#### PROBLEM DESCRIPTION
An exact copy of all entries is required.

#### DATA TO USE
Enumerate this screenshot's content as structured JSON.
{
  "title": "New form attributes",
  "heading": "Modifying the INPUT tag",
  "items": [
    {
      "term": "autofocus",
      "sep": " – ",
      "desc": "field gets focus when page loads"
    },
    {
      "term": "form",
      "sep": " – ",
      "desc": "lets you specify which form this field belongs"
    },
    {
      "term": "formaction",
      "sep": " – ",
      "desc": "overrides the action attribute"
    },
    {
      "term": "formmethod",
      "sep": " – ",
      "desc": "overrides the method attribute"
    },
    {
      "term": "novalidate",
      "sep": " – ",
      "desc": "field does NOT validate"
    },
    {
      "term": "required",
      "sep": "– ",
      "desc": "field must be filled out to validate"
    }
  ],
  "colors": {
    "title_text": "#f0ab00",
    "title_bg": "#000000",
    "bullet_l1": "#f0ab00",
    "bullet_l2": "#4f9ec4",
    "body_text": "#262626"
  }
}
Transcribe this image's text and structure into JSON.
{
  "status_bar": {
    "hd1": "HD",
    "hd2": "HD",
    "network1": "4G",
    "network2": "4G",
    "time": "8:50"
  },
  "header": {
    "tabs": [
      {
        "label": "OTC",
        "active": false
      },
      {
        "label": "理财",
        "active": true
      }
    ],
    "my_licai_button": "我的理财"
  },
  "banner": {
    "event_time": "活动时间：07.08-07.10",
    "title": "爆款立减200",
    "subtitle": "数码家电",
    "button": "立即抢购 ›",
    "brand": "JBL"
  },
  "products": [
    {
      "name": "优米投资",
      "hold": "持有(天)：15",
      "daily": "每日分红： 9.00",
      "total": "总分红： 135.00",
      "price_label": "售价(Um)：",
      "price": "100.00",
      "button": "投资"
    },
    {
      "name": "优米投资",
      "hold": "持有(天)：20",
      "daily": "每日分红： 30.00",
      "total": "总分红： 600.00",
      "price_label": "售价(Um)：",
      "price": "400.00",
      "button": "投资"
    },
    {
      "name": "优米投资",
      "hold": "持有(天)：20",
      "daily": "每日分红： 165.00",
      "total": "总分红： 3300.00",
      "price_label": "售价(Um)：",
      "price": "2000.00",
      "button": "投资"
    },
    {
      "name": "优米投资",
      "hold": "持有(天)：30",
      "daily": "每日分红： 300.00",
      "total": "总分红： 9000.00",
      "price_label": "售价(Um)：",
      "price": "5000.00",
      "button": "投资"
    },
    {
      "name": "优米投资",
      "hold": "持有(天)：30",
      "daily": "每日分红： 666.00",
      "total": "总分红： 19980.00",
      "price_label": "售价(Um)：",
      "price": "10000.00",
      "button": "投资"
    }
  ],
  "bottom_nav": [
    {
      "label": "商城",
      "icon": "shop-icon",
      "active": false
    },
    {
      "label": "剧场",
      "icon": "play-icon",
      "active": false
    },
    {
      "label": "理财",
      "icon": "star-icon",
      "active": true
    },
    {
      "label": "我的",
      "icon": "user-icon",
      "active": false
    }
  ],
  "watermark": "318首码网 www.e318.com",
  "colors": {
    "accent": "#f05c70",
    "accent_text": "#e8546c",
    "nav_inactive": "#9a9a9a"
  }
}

#### EXERCISE SOLUTION
Enumerate this screenshot's content as structured JSON.
{
  "title": "New form attributes",
  "heading": "Modifying the INPUT tag",
  "items": [
    {
      "term": "autofocus",
      "sep": " – ",
      "desc": "field gets focus when page loads"
    },
    {
      "term": "form",
      "sep": " – ",
      "desc": "lets you specify which form this field belongs"
    },
    {
      "term": "formaction",
      "sep": " – ",
      "desc": "overrides the action attribute"
    },
    {
      "term": "formmethod",
      "sep": " – ",
      "desc": "overrides the method attribute"
    },
    {
      "term": "novalidate",
      "sep": " – ",
      "desc": "field does NOT validate"
    },
    {
      "term": "required",
      "sep": "– ",
      "desc": "field must be filled out to validate"
    }
  ],
  "colors": {
    "title_text": "#f0ab00",
    "title_bg": "#000000",
    "bullet_l1": "#f0ab00",
    "bullet_l2": "#4f9ec4",
    "body_text": "#262626"
  }
}
Transcribe this image's text and structure into JSON.
{
  "status_bar": {
    "hd1": "HD",
    "hd2": "HD",
    "network1": "4G",
    "network2": "4G",
    "time": "8:50"
  },
  "header": {
    "tabs": [
      {
        "label": "OTC",
        "active": false
      },
      {
        "label": "理财",
        "active": true
      }
    ],
    "my_licai_button": "我的理财"
  },
  "banner": {
    "event_time": "活动时间：07.08-07.10",
    "title": "爆款立减200",
    "subtitle": "数码家电",
    "button": "立即抢购 ›",
    "brand": "JBL"
  },
  "products": [
    {
      "name": "优米投资",
      "hold": "持有(天)：15",
      "daily": "每日分红： 9.00",
      "total": "总分红： 135.00",
      "price_label": "售价(Um)：",
      "price": "100.00",
      "button": "投资"
    },
    {
      "name": "优米投资",
      "hold": "持有(天)：20",
      "daily": "每日分红： 30.00",
      "total": "总分红： 600.00",
      "price_label": "售价(Um)：",
      "price": "400.00",
      "button": "投资"
    },
    {
      "name": "优米投资",
      "hold": "持有(天)：20",
      "daily": "每日分红： 165.00",
      "total": "总分红： 3300.00",
      "price_label": "售价(Um)：",
      "price": "2000.00",
      "button": "投资"
    },
    {
      "name": "优米投资",
      "hold": "持有(天)：30",
      "daily": "每日分红： 300.00",
      "total": "总分红： 9000.00",
      "price_label": "售价(Um)：",
      "price": "5000.00",
      "button": "投资"
    },
    {
      "name": "优米投资",
      "hold": "持有(天)：30",
      "daily": "每日分红： 666.00",
      "total": "总分红： 19980.00",
      "price_label": "售价(Um)：",
      "price": "10000.00",
      "button": "投资"
    }
  ],
  "bottom_nav": [
    {
      "label": "商城",
      "icon": "shop-icon",
      "active": false
    },
    {
      "label": "剧场",
      "icon": "play-icon",
      "active": false
    },
    {
      "label": "理财",
      "icon": "star-icon",
      "active": true
    },
    {
      "label": "我的",
      "icon": "user-icon",
      "active": false
    }
  ],
  "watermark": "318首码网 www.e318.com",
  "colors": {
    "accent": "#f05c70",
    "accent_text": "#e8546c",
    "nav_inactive": "#9a9a9a"
  }
}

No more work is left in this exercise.